1911 - 2.9 ' 96.5 

1912 3.7 94.6 

1913 5.5 93.2 

1914 6.2 91.9 

1915 6.9 91.3 

1916 7.3 91.4 

1917 7.8 90.6 



XII 

JAPANESE BIRTHS COMPARED WITH WHITE BIRTHS 
IN CALIFORNIA 

(OFFICIAL FIGURES OF STATE BOARD OF HEALTH) 
Total Births 

Including White Japanese 

Year All Races Births Births 

1908 28,077 27,190 455 

1909 30,882 29,736 682 

1910 32,138 30,893 719 

1911 34,426 33,245 995 

1912 39,330 37,194 1,467 

1913 43,852 40,864 2,215 

1914 46,012 42,281 2,874 

1915 48,075 43,874 3,342 

1916 50,638 46,272 3,721 

1917 52,230 47.314 4,108 



XIII 

JAPANESE BIRTHS IN LOS ANGELES COUNTY 
AND CITY 

(OFFICIAL FIGURES OF STATE BOARD OF HEALTH) 
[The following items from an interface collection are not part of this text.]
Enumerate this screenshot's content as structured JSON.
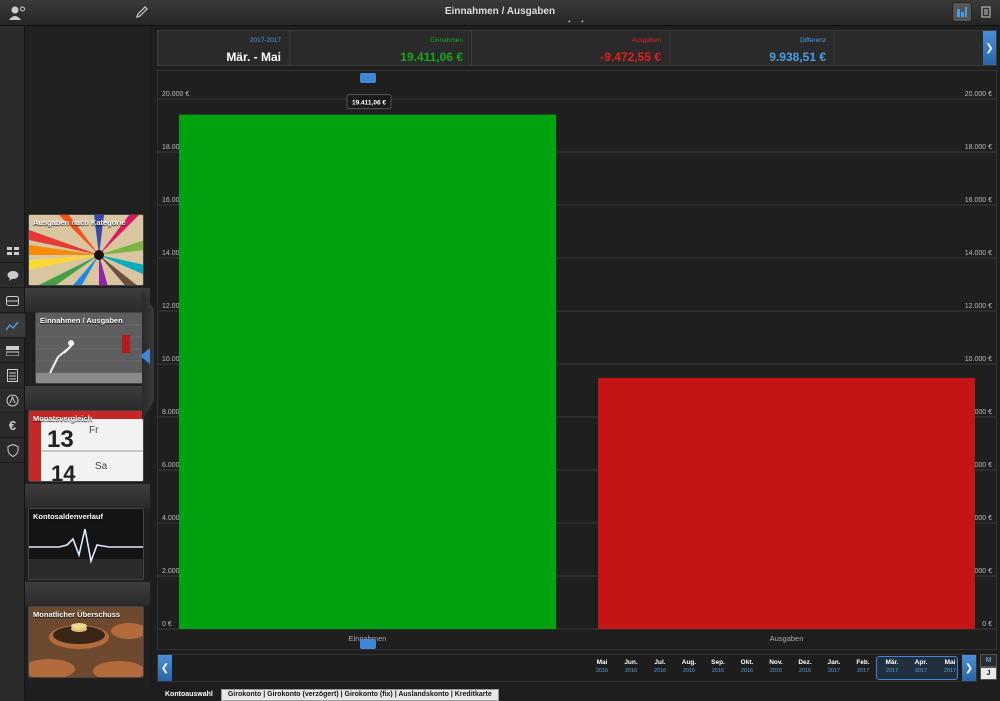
{
  "window": {
    "title": "Einnahmen / Ausgaben",
    "page_dots": "• •"
  },
  "sidebar": {
    "reports": [
      {
        "label": "Ausgaben nach Kategorie"
      },
      {
        "label": "Einnahmen / Ausgaben"
      },
      {
        "label": "Monatsvergleich"
      },
      {
        "label": "Kontosaldenverlauf"
      },
      {
        "label": "Monatlicher Überschuss"
      }
    ],
    "rail_icons": [
      "accounts-icon",
      "chat-icon",
      "card-icon",
      "chart-line-icon",
      "toggle-icon",
      "document-icon",
      "category-icon",
      "euro-icon",
      "shield-icon"
    ]
  },
  "summary": {
    "period_small": "2017-2017",
    "period_big": "Mär. - Mai",
    "income_label": "Einnahmen",
    "income_value": "19.411,06 €",
    "expense_label": "Ausgaben",
    "expense_value": "-9.472,55 €",
    "diff_label": "Differenz",
    "diff_value": "9.938,51 €",
    "colors": {
      "income": "#19a61a",
      "expense": "#e02020",
      "diff": "#4a9ee8",
      "period": "#4a9ee8"
    }
  },
  "chart_data": {
    "type": "bar",
    "categories": [
      "Einnahmen",
      "Ausgaben"
    ],
    "values": [
      19411.06,
      9472.55
    ],
    "colors": [
      "#00a30f",
      "#c41414"
    ],
    "ylim": [
      0,
      20000
    ],
    "y_ticks": [
      "0 €",
      "2.000 €",
      "4.000 €",
      "6.000 €",
      "8.000 €",
      "10.000 €",
      "12.000 €",
      "14.000 €",
      "16.000 €",
      "18.000 €",
      "20.000 €"
    ],
    "tooltip": "19.411,06 €",
    "grid": true,
    "title": "",
    "xlabel": "",
    "ylabel": ""
  },
  "timeline": {
    "months": [
      {
        "m": "Mai",
        "y": "2016"
      },
      {
        "m": "Jun.",
        "y": "2016"
      },
      {
        "m": "Jul.",
        "y": "2016"
      },
      {
        "m": "Aug.",
        "y": "2016"
      },
      {
        "m": "Sep.",
        "y": "2016"
      },
      {
        "m": "Okt.",
        "y": "2016"
      },
      {
        "m": "Nov.",
        "y": "2016"
      },
      {
        "m": "Dez.",
        "y": "2016"
      },
      {
        "m": "Jan.",
        "y": "2017"
      },
      {
        "m": "Feb.",
        "y": "2017"
      },
      {
        "m": "Mär.",
        "y": "2017"
      },
      {
        "m": "Apr.",
        "y": "2017"
      },
      {
        "m": "Mai",
        "y": "2017"
      }
    ],
    "mode_month": "M",
    "mode_year": "J"
  },
  "bottom": {
    "account_select_label": "Kontoauswahl",
    "accounts": "Girokonto | Girokonto (verzögert) | Girokonto (fix) | Auslandskonto | Kreditkarte"
  }
}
Japanese Other 

Year Births Births 

1908 114 6,182 

1909 164 6,426 

1910 175 7,322 

1911 231 7,994 

1912 355 9,852 

1913 532 11,207 

1914 i 717 11.398 

1915 935 10,912 

1916 1,146 11,010 

1917 1,265 11,249 



XIV 

JAPANESE BIRTHS IN EIGHT COUNTIES OF SOUTHERN 
CALIFORNIA (INCLUDING LOS ANGELES COUNTY) 

(OFFICIAL FIGURES OF STATE BOARD OF HEALTH) 



1908. 
1909. 

1910. 
1911. 
1912. 
1913. 
1914. 
1915. 
1916. 
1917. 



Japanese 


White 


Births 


Births 


144 


9,028 


201 


9,518 


216 


10,659 


302 


11,841 


443 


14,516 


683 


16,769 


955 


17,474 


1,231 


18,014 


1,492 


18,759 


1,642 


19,182 



XV 

AMOUNTS CONTRIBUTED TO U. S. WAR LOANS BY 
JAPANESE IN CALIFORNIA 

(APPROXIMATE ESTIMATE BY THE JAPANESE ASSOCIATION 
OF AMERICA) 

First Loan $ 250,000 

Second Loan 280,000 

Third Loan [ 838,800 

Fourth Loan 750,000 

Fifth Loan 530,000 

Total. ,„. $2,648,800 

Note: A very large percentage of Japanese in California 
have joined the American Red Cross, although figures of such 
Japanese are not obtainable. In Contra Costa County, for 
example, it is said that almost all Japanese families have 
become members of the Red Cross. 



l UMHwi